"Liam!" She cheered, throwing her arms around the young man. The young man named Liam laughed and wrapped his arms tightly around the girl. "You're home!"
She let go of Liam and looked to his young friend. She hugged him with excitement, wrapping her arms around the small boy's shoulders.
"Hello, Claire," said the small boy, partially smothered by the girl's embrace. He pulled himself away from her as a group of youngsters formed around them. Claire laughed as they hopped and danced about with excitement.

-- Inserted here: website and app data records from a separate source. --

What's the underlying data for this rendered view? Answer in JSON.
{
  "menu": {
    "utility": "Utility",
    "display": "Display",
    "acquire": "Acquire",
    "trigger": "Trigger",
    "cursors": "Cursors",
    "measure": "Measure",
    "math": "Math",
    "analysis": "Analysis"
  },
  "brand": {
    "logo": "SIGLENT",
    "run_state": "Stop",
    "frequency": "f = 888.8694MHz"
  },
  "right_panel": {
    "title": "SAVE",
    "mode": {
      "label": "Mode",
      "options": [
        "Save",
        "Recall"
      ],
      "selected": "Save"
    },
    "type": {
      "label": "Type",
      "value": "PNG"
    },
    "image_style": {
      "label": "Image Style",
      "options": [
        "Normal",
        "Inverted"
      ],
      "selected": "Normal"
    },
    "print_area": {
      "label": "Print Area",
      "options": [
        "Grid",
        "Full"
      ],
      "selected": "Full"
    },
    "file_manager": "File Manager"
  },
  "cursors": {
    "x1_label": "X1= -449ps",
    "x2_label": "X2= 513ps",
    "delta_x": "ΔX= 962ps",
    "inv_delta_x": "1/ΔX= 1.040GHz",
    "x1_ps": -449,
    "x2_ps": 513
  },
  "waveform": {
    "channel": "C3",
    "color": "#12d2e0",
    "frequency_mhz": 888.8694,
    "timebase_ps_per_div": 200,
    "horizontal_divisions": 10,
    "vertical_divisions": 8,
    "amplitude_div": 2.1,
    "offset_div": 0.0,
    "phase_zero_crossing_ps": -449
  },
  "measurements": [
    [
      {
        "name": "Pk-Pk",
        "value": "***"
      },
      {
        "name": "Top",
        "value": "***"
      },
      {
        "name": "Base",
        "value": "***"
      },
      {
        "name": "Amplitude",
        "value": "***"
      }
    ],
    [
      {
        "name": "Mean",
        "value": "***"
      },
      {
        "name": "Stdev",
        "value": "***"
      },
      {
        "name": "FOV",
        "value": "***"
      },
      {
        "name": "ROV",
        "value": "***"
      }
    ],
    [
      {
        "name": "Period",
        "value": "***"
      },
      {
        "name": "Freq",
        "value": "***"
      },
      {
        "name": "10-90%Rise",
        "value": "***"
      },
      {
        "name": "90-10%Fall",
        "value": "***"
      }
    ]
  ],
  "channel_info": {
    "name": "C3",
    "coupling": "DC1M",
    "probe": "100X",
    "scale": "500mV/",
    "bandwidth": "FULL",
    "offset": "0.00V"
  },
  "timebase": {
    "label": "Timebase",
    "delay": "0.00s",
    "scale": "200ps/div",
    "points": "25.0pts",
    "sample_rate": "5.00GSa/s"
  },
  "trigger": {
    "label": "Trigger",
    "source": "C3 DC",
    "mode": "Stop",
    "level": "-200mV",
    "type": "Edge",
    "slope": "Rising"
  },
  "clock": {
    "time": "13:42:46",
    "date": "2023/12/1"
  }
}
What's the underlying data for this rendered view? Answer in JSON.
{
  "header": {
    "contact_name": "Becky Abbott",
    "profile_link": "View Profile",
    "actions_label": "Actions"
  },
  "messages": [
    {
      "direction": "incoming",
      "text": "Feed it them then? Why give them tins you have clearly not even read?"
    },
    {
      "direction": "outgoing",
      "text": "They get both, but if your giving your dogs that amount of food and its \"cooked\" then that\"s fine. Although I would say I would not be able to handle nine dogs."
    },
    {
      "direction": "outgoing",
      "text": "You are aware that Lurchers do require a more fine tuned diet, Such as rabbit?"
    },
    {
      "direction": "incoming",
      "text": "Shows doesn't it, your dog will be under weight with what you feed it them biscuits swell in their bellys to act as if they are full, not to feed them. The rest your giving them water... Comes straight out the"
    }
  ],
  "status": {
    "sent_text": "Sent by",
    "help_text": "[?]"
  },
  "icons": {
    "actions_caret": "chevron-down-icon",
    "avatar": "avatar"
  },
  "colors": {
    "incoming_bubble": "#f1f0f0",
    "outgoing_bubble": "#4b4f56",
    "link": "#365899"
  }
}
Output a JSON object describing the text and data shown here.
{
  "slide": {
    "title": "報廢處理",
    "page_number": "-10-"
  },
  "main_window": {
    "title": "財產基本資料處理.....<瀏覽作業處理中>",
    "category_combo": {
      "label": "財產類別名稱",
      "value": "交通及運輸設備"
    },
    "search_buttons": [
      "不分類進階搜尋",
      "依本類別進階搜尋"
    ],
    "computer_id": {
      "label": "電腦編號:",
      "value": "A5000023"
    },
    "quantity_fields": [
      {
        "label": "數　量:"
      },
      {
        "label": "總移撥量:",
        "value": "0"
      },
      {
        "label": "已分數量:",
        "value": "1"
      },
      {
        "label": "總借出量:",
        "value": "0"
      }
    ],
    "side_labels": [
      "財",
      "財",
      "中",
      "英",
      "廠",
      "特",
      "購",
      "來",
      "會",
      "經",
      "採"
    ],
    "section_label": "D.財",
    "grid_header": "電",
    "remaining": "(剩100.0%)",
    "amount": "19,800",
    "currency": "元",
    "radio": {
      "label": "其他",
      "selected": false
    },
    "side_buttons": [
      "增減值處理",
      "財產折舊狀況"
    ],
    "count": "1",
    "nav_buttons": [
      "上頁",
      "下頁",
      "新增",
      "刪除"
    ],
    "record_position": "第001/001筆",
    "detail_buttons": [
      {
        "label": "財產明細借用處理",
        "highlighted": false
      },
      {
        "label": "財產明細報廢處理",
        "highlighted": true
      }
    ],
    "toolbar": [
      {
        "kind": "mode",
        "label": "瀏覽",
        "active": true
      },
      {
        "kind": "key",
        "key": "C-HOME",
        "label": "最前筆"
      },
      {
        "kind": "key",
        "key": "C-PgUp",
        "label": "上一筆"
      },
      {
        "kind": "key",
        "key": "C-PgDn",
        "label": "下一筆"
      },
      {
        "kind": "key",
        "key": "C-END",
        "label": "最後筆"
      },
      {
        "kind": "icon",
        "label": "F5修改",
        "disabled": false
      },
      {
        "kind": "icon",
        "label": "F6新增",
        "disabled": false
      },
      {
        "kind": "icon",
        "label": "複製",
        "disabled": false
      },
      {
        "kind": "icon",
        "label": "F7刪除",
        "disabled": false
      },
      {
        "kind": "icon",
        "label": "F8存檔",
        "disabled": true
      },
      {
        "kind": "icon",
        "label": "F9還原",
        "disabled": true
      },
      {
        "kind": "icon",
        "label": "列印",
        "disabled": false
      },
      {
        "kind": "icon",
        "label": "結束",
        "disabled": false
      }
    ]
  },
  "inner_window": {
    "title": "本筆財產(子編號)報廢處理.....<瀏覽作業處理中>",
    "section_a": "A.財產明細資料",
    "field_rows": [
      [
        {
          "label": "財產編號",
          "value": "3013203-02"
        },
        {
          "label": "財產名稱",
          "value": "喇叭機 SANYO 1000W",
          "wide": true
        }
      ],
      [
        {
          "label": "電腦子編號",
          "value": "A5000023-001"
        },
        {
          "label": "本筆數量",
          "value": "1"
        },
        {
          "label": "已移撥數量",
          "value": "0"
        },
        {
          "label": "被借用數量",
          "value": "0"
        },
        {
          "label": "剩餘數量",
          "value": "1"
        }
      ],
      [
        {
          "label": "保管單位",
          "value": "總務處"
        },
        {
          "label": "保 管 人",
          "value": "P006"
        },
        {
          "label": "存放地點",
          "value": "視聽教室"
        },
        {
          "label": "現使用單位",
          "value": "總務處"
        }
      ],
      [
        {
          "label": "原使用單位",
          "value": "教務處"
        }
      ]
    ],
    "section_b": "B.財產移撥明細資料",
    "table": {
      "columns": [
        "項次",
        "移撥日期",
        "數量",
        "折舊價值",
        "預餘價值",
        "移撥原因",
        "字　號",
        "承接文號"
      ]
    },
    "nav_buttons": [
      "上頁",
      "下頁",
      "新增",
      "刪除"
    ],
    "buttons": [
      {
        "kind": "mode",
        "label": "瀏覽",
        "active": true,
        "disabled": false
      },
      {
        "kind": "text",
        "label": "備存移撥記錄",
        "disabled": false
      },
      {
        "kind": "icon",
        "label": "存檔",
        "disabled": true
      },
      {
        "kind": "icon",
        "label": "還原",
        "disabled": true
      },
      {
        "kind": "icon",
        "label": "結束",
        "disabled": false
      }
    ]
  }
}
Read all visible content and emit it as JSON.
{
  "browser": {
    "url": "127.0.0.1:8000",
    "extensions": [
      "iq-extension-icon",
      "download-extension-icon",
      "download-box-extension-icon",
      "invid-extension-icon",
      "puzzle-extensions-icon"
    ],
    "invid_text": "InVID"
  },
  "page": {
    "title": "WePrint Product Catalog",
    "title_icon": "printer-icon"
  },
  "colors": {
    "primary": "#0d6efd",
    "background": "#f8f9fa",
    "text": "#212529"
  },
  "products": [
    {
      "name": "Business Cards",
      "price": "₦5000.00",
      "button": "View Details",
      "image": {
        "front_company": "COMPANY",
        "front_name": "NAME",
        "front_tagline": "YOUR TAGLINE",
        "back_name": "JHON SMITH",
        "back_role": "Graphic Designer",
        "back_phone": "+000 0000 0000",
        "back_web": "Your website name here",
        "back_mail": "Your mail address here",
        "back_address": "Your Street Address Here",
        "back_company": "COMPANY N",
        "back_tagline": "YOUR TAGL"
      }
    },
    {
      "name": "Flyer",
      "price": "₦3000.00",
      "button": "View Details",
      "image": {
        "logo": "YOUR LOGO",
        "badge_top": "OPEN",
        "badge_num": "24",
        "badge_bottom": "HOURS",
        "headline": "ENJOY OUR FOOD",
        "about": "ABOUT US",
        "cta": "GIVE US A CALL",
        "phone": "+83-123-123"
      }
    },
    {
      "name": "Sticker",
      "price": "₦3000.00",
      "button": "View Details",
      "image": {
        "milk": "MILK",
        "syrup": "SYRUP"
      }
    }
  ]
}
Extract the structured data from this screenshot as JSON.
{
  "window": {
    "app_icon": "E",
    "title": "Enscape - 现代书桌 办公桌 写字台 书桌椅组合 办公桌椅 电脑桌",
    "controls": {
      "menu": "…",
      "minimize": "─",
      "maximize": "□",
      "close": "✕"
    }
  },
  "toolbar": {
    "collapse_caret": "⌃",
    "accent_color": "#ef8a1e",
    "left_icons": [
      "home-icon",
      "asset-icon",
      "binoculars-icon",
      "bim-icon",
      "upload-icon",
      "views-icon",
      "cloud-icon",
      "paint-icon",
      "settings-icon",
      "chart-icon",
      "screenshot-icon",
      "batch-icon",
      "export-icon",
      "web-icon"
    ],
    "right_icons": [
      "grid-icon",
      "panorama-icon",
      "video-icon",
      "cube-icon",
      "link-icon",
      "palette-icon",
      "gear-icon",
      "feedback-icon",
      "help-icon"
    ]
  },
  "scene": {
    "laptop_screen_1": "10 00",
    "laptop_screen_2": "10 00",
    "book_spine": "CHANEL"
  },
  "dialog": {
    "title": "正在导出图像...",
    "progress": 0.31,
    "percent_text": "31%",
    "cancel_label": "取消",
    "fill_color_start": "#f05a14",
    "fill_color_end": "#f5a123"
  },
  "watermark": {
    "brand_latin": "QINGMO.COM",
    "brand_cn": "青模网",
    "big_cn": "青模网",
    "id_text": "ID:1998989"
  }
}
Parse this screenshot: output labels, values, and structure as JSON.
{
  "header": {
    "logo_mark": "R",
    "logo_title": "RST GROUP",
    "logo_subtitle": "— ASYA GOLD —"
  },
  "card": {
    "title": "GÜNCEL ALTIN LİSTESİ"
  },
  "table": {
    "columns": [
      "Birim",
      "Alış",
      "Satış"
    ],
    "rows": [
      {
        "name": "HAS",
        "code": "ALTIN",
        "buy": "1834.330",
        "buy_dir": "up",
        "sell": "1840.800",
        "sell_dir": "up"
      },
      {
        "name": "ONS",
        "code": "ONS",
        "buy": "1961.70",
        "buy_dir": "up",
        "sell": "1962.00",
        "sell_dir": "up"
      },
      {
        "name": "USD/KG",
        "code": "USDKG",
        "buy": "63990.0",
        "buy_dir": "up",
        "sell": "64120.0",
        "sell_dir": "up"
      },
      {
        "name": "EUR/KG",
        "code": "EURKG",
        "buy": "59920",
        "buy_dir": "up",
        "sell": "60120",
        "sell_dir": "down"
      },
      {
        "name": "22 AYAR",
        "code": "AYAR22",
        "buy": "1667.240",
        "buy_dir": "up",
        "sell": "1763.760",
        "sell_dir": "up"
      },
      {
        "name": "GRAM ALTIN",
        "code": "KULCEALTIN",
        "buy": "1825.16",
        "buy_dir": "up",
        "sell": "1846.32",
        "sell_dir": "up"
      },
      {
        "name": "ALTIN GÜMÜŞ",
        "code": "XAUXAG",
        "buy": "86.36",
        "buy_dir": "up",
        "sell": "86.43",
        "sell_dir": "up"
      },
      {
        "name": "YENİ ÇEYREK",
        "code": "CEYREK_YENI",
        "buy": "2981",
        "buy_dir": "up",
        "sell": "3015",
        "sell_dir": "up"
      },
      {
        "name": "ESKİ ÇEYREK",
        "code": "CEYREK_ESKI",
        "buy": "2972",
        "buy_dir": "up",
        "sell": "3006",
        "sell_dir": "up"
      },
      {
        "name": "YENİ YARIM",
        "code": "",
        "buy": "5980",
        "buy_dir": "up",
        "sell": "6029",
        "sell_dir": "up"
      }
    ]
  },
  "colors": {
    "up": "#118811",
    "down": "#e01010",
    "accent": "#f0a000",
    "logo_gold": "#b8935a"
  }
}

"They've missed your magic, Evlein," she said to the young boy. He smiled as he looked upon his crowd of admirers. He cupped his hands and whispered gently into his palms. Much to the delight of the children, tiny sparks flew into the air and burst into a dozen sparkling butterflies. The rainbow of fiery insects, each a shining color of the rainbow, fluttered off through the abbey. The crowd dissipated as they chased after the magical conjurations, squealing and laughing.
"You truly are a talented young man," remarked a voice from behind them. The three of them turned to a woman who bore features remarkably similar to those of Evlein. She was his sister and his elder by nearly ten years. They shared a sharp nose and even sharper eyes. "I'm glad to see you have returned safely."
"You worry too much, Risa," Liam said, smirking. "He was with me the whole time."
"That was what kept me most worried," Risa said, a hint of humor touching the side of her mouth. Evlein embraced his older sister and Claire turned to Liam.
"How was the journey?" She asked eagerly. "How was Cadderbridge?"
"The boys will have to wait to regale you with their stories," Risa interrupted Liam could speak. "Reverence is about to begin."
Liam and Evlein grabbed the reins on their horses as she shepherded them forwards towards the chapel to join a small crowd pushing through its large wooden doors. Most of the village neatly filed themselves into the chapel, from the elderly to the youths, who tagged along ruefully, clinging to their mother's skirts.
"Later," Liam said to Claire, winking. She smiled a response as she disappeared through the doorway into the chapel, and he grinned. It was good to be home.